Of course, if tDCS becomes as common as Gatorade and everybody uses it, we’ll be right back where we started, except that the tDCS companies will have a guaranteed market indefinitely into the future. 

The second criterion of the WADA about safety seems not to be much of a concern with tDCS.  The technique itself has been studied with modern techniques for at least forty years, and no one has discovered any notable ill effects that tDCS has on most people, unless there is some underlying condition already present such as epilepsy. 

So if there is any ethical objection to tDCS, it would be based on the third criterion, namely that using it is not in “the spirit of the sport.”  And that’s a rather fuzzy phrase.

There are some things you can imagine that would enhance performance, wouldn’t be dangerous to the athlete, but would definitely be contrary to the spirit of the sport.  For example, if a shot-putter got into the ring and brought a carbide cannon with him (a little device that generates acetylene and then sets it off behind a projectile), and used it to hurl the shot a couple thousand feet, this would clearly not be in the spirit of the sport.  The point of shot-putting is to see how far you can throw the thing, not how far your cannon can throw it.  But once you start banning technological aids, it’s hard to draw the line, because all technology is the same kind of thing, in one sense.  It’s just the degree to which it helps that varies. 

It turns out that the WADA has effectively given tDCS a pass, and its use is spreading among athletes in a wide variety of sports ranging from swimmers to cyclers and beyond.  One practical concern that doesn’t show up explicitly in the WADA criteria is the question of how easy it is to detect a given technology’s use.  Carrying a carbide cannon into a shot-put ring is a fairly obvious thing to do.  But using a tDCS device only in training and not on the field is something that would be almost impossible to detect after the fact, and to detect such use would require continuous supervision by WADA personnel that the agency simply does not have.  I suspect this near-impossibility of detection played a major role in the agency’s decision to allow tDCS.

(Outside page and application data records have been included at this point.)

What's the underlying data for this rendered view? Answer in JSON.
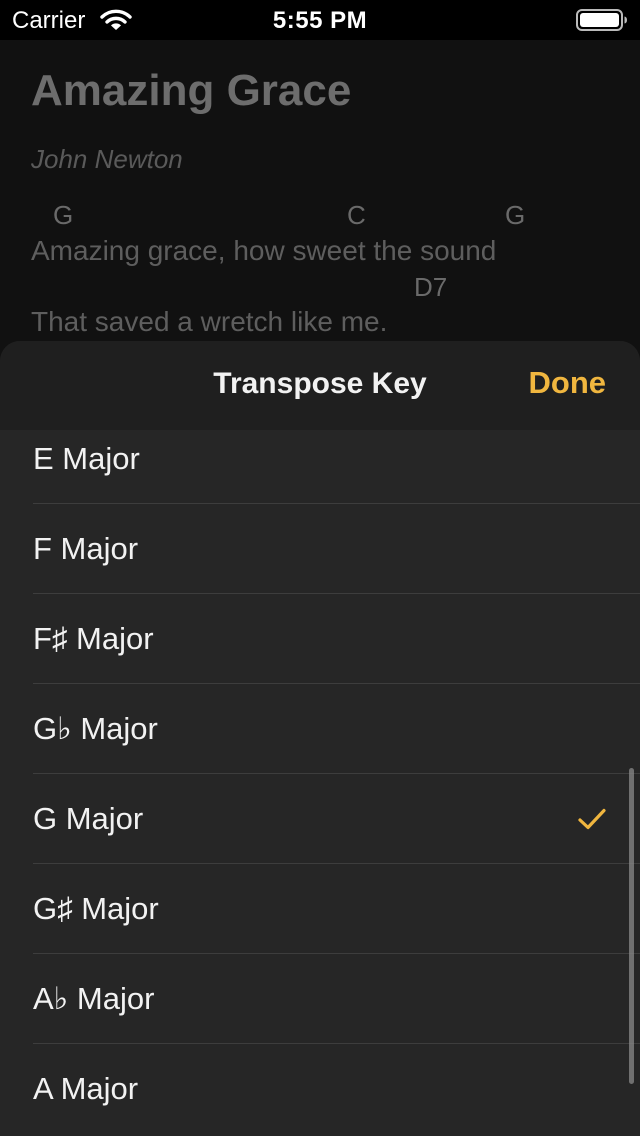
{
  "status_bar": {
    "carrier": "Carrier",
    "time": "5:55 PM",
    "icons": [
      "wifi-icon",
      "battery-icon"
    ]
  },
  "song": {
    "title": "Amazing Grace",
    "author": "John Newton",
    "lines": [
      {
        "chords": [
          "G",
          "C",
          "G"
        ],
        "lyric": "Amazing grace, how sweet the sound"
      },
      {
        "chords": [
          "D7"
        ],
        "lyric": "That saved a wretch like me."
      }
    ]
  },
  "sheet": {
    "title": "Transpose Key",
    "done_label": "Done",
    "accent_color": "#f0b63f",
    "keys": [
      {
        "label": "E Major",
        "selected": false
      },
      {
        "label": "F Major",
        "selected": false
      },
      {
        "label": "F♯ Major",
        "selected": false
      },
      {
        "label": "G♭ Major",
        "selected": false
      },
      {
        "label": "G Major",
        "selected": true
      },
      {
        "label": "G♯ Major",
        "selected": false
      },
      {
        "label": "A♭ Major",
        "selected": false
      },
      {
        "label": "A Major",
        "selected": false
      }
    ],
    "selected_icon": "checkmark-icon"
  }
}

But that doesn’t answer the question of whether tDCS, or any other advanced technology that makes the body something else than what it was before, is truly in the spirit of any sport.  The answer to that question hinges upon one’s philosophy of what sports is all about.  Is it just a way that humans entertain themselves and others, no different in principle than watching a Star Wars movie?  Or is it a striving toward an ideal, a direct assault on the possible using only what you were born with and can acquire through personal discipline? 

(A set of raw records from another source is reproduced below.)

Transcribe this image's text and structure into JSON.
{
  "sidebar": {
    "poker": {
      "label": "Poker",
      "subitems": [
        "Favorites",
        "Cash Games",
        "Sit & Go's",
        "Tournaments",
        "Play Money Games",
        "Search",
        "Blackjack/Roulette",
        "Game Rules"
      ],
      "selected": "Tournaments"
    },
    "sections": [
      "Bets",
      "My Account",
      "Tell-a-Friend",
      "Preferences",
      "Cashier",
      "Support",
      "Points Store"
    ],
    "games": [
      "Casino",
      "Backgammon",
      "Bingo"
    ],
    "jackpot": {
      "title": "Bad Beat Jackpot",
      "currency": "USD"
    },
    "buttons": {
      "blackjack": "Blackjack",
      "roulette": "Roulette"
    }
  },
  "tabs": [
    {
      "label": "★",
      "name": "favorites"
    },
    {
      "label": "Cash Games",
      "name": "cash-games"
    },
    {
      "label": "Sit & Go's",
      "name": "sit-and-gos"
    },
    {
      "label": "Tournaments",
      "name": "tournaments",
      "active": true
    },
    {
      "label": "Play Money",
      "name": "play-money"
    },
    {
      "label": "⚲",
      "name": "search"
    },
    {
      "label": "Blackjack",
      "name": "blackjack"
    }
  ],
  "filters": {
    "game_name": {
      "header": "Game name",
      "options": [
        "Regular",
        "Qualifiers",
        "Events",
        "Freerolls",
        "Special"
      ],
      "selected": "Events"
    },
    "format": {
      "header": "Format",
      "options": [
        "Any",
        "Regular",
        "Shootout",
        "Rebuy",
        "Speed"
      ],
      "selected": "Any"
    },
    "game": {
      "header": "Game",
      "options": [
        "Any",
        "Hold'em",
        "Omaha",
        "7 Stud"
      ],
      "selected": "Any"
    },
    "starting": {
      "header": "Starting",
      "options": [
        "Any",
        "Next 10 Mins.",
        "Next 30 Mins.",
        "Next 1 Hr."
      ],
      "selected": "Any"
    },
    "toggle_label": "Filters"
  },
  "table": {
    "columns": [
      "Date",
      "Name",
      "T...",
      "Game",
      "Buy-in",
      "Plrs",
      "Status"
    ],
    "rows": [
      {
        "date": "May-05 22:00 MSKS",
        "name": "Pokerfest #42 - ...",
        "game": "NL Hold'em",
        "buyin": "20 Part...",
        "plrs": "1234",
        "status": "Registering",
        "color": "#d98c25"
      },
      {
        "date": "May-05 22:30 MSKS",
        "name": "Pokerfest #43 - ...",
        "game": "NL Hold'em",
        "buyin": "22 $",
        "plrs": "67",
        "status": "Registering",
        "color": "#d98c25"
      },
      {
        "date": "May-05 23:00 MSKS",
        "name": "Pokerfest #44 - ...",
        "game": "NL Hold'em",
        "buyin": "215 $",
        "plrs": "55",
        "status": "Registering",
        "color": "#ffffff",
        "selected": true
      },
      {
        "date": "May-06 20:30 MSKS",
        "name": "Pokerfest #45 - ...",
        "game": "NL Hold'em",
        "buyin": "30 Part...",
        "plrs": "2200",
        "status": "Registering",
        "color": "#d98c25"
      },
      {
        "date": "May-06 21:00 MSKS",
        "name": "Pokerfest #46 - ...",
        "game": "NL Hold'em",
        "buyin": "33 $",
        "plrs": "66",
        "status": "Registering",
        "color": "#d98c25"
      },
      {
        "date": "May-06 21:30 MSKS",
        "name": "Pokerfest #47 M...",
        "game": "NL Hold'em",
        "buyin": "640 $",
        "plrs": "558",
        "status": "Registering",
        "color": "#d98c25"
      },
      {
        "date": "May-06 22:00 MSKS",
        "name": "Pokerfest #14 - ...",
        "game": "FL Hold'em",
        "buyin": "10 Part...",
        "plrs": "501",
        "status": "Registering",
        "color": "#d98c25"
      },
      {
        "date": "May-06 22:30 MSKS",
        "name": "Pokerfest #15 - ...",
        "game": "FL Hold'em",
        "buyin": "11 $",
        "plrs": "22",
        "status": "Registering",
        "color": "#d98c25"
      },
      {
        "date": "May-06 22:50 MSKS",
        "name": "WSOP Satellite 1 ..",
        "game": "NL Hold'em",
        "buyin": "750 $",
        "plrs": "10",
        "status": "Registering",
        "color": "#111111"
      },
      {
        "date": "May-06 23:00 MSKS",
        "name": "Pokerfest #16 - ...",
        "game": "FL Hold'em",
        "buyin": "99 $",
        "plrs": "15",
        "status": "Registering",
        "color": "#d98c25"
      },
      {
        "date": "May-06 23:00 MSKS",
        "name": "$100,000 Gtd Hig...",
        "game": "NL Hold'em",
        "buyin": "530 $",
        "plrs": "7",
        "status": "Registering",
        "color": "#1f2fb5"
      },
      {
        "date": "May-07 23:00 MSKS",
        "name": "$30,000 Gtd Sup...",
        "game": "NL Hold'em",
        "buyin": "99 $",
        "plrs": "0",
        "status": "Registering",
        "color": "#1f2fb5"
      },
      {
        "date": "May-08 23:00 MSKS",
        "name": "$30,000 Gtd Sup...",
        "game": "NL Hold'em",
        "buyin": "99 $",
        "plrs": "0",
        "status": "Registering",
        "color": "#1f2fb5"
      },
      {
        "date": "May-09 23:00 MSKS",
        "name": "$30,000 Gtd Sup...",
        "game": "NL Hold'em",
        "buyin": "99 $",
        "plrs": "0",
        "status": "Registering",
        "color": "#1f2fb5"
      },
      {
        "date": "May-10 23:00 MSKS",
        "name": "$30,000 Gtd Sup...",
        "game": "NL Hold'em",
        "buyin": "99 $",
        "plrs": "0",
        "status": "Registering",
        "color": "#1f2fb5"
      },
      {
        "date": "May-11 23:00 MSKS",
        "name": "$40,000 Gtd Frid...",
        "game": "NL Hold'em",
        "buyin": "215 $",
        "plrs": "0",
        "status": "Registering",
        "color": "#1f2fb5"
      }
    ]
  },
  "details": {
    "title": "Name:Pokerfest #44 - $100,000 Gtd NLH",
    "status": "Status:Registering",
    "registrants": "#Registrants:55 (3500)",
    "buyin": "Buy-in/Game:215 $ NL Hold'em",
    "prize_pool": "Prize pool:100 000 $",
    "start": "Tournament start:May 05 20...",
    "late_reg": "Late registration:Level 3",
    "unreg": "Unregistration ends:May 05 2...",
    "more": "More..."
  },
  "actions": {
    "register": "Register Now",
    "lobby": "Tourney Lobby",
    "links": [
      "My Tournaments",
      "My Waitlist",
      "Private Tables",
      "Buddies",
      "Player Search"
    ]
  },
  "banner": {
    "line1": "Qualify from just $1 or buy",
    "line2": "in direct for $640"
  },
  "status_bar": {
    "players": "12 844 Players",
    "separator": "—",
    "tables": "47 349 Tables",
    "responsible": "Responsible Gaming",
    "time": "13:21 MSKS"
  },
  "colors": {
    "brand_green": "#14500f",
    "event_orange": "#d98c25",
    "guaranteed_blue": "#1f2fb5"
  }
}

Having no discernable interest in sports myself whatsoever, I’m the wrong person to answer these questions.  But those who care need to think about what sports is really about before simply accepting advanced technologies such as tDCS, because one day you may wake up and realize that the sport you loved has turned into something a lot closer to Star Wars than you may like.

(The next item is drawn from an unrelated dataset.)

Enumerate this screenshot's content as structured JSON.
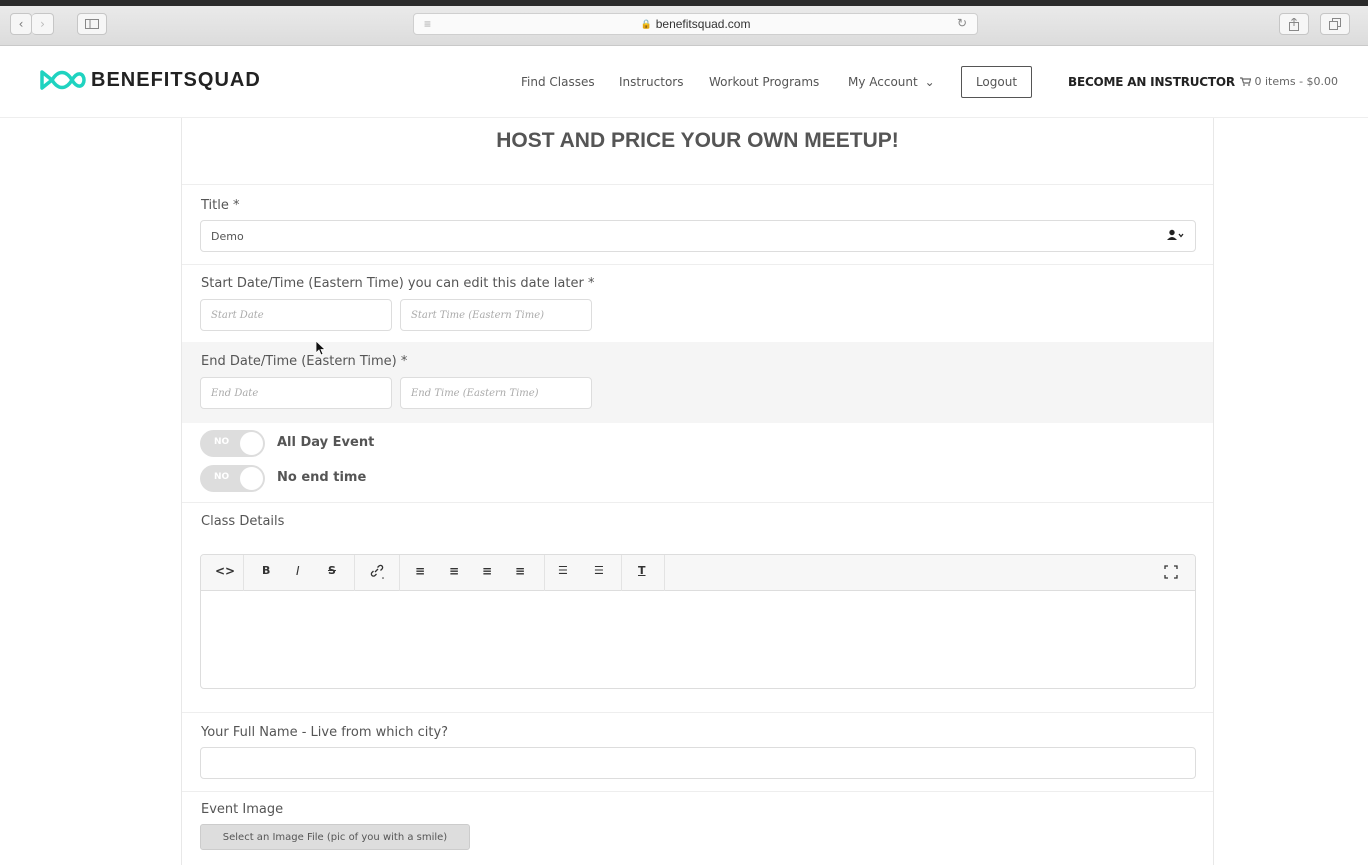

Sources:  The article on Halo Neuroscience’s prototype tDCS headset, “A New Kind of Juice” was written by Eliza Strickland and appeared on pp. 34-40 of the September 2016 print issue of IEEE Spectrum.  An online version of the article can be found at  I also referred to articles on tDCS and sports regulation at and  A news release about Halo equipment being used for the USA cycling team can be found on the company’s website at  I also referred to the Wikipedia article on tDCS.

No comments:

Post a Comment